WHAT YOU ARE ASKED TO DO -
Copy out each line of the entries where the word "Lesen" is present.

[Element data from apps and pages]
* * *
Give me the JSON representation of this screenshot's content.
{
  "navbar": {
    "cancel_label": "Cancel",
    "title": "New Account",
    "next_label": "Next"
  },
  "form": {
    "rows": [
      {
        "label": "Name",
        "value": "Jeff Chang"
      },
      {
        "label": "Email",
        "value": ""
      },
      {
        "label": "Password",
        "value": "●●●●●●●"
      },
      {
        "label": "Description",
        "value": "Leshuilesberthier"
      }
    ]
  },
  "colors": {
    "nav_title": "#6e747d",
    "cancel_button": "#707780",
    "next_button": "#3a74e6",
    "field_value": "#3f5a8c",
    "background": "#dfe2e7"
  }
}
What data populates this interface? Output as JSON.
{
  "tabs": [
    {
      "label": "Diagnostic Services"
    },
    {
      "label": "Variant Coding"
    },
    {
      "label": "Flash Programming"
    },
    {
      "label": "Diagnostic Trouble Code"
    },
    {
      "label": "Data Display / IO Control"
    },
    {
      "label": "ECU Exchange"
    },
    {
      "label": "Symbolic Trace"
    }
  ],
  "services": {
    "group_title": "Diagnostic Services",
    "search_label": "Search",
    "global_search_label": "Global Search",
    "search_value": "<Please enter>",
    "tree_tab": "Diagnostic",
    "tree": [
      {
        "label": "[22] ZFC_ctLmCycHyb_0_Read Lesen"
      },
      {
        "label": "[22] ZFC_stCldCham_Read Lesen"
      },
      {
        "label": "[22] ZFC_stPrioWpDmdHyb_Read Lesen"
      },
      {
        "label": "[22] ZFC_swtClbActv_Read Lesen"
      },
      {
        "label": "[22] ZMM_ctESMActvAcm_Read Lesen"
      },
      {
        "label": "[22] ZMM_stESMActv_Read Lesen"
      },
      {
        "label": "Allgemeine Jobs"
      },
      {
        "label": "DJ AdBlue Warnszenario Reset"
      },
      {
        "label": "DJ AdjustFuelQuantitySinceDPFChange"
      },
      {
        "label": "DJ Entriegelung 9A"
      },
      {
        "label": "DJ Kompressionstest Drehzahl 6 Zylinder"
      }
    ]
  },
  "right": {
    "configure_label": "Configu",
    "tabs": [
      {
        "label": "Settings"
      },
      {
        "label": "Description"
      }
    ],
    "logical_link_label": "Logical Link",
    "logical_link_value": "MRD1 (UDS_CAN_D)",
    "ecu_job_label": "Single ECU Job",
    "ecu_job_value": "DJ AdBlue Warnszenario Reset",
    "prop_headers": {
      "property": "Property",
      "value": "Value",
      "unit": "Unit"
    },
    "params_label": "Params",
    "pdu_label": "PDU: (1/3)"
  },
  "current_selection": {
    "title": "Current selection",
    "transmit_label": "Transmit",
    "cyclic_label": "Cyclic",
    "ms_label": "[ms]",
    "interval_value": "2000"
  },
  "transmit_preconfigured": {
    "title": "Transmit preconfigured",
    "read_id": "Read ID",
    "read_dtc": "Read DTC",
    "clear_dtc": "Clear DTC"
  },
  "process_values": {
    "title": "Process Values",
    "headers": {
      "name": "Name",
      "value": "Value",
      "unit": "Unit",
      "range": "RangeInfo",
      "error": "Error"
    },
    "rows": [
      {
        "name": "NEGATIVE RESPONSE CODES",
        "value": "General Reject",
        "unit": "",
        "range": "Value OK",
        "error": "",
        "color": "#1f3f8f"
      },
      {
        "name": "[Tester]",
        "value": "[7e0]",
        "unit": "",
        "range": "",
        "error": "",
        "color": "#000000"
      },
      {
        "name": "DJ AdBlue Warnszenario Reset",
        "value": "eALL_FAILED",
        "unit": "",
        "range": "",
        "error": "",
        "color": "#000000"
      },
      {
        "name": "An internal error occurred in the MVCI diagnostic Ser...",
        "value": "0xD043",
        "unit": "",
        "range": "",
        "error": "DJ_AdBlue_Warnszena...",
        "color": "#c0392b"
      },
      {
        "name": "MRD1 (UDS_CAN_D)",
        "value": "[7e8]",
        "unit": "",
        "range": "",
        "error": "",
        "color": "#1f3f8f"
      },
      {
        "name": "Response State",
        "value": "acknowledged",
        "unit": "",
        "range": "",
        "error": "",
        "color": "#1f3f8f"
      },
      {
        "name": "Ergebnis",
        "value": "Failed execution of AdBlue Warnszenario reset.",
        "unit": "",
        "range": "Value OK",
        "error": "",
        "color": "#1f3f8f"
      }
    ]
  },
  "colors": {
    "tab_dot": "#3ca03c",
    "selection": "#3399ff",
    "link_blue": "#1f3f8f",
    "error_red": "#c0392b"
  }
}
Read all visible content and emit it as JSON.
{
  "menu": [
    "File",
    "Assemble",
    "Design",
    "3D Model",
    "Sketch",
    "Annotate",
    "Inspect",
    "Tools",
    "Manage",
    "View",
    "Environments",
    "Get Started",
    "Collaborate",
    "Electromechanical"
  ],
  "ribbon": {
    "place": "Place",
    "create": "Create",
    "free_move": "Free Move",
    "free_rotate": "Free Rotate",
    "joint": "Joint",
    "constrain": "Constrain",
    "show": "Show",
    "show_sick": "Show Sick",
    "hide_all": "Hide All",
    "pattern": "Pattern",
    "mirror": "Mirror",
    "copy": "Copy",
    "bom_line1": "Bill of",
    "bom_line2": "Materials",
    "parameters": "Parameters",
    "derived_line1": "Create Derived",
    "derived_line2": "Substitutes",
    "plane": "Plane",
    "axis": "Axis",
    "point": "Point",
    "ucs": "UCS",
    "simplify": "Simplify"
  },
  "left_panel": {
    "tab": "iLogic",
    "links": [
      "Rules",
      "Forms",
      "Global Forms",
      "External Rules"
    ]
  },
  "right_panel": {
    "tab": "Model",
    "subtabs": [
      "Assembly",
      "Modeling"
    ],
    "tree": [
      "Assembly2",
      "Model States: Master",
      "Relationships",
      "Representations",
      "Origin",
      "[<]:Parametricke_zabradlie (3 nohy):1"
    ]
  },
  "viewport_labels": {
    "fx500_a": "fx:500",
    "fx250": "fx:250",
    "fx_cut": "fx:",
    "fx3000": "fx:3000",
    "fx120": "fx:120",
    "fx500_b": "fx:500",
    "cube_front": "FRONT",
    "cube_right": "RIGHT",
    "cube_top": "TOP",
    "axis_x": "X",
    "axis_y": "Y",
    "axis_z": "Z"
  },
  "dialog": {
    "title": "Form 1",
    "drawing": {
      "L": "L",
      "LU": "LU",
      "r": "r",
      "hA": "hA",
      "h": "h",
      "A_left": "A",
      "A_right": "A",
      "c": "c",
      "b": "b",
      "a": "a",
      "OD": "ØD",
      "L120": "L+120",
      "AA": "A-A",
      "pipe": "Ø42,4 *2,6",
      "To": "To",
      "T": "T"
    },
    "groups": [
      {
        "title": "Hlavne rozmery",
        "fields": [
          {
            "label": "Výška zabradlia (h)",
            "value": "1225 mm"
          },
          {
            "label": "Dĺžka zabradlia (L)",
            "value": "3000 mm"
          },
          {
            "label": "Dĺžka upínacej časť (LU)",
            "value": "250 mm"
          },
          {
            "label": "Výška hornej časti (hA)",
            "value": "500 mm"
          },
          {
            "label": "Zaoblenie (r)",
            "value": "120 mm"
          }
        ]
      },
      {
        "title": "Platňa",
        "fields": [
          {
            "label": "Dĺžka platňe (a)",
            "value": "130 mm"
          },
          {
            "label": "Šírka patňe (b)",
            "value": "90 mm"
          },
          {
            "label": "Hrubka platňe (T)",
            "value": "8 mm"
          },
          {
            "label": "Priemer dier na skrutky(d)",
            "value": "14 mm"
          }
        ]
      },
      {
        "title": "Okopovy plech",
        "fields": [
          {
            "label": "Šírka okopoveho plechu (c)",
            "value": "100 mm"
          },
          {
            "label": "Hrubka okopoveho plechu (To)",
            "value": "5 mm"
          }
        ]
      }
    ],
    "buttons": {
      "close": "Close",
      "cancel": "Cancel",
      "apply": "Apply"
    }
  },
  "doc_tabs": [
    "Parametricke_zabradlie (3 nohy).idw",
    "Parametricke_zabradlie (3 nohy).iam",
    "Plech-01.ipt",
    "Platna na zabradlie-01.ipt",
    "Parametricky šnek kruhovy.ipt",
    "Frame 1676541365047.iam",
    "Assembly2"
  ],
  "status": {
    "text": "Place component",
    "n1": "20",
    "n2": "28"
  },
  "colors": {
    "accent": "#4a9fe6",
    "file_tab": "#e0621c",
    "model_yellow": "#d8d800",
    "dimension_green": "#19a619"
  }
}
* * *
ANSWER BOX -
        "label": "[22] ZFC_ctLmCycHyb_0_Read Lesen"
        "label": "[22] ZFC_stCldCham_Read Lesen"
        "label": "[22] ZFC_stPrioWpDmdHyb_Read Lesen"
        "label": "[22] ZFC_swtClbActv_Read Lesen"
        "label": "[22] ZMM_ctESMActvAcm_Read Lesen"
        "label": "[22] ZMM_stESMActv_Read Lesen"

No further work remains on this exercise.